Recently, I posted about the new OpenLab site that I launched for “Retrocomputing at City Tech.” On the site, I included a photographic inventory of the computing hardware and peripherals that I have on-hand in my office in Namm 520. Now, I’ve added to the site with a second page that inventories a majority of the software that is in the vintage computing archive. The software archive includes games (like Neuromancer pictured above, Star Wars X-Wing and TIE Fighter, and Star Trek 25th Anniversary), productivity software (such as Microsoft Office 2004), encyclopedias (Comptons, Groliers, and Microsoft Encarta), and operating systems (Windows 95, Macintosh System 7.5, Mac OS X 10.0-10.3 and 10.5). Follow the link above to see all of the software on its original media followed by textual descriptions.
In addition to working on a book review today, I created a new OpenLab site for Retrocomputing at City Tech.

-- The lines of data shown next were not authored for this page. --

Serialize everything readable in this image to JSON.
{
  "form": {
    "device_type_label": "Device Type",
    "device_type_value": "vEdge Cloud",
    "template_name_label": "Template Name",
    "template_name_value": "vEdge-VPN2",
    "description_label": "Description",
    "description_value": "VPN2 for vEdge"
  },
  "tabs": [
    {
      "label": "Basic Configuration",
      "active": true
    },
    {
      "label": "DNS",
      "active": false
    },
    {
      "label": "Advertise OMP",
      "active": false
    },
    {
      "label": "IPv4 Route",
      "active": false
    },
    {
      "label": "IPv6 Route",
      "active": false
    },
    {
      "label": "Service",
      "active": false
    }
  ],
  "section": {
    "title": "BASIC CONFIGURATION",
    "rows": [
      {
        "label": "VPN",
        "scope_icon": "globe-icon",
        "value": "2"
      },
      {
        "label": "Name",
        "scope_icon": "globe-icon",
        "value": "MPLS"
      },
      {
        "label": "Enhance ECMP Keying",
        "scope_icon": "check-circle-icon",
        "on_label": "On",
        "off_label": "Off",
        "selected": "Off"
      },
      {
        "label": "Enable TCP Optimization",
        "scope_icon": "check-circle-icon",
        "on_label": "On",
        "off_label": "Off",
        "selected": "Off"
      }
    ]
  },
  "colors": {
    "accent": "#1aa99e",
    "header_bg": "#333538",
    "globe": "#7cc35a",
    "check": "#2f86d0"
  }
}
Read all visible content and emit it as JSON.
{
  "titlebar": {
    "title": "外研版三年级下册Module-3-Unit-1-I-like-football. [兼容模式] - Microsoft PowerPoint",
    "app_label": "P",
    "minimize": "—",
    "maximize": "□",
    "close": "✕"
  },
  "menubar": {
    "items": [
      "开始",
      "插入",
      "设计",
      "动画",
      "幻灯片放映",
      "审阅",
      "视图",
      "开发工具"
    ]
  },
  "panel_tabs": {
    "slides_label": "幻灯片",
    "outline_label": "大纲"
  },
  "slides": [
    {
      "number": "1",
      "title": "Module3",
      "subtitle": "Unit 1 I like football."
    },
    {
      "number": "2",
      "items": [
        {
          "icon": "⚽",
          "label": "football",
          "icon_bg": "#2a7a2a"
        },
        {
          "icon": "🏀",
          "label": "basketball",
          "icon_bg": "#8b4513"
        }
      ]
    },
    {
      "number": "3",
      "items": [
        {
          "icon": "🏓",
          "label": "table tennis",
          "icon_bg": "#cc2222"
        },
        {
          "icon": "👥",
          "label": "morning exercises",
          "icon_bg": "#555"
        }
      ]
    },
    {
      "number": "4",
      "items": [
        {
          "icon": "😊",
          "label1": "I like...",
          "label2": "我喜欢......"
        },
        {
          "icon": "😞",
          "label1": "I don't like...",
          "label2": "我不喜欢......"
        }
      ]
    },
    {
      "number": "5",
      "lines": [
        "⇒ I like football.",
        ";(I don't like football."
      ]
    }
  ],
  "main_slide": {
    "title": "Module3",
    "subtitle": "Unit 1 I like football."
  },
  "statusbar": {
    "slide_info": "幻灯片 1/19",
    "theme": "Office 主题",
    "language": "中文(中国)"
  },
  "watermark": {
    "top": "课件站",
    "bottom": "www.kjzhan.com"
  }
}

In addition to recording how I use vintage computers in the classroom and in research, the new OpenLab site contains a catalog of my vintage computing archive. I populated this catalog with most of the hardware, but I plan to granulize it further and create a catalog of my software. This, of course, will take time. At least there is a place for me to record these things now within the auspices of the work that I do at City Tech. I updated my previous Retrocomputing Lab page on this site with a link to the updated site on OpenLab.
I wrote a brief article titled “Multimodal Writing and Sci-Fi” published in the Winter 2017 issue of Nucleus about how I use City Tech’s homegrown, open-publishing platform called OpenLab in my teaching and professional collaborations, such as the Science Fiction at City Tech initiative and the City Tech Science Fiction Collection. You can find the article here on page 18 or click on the image to the left.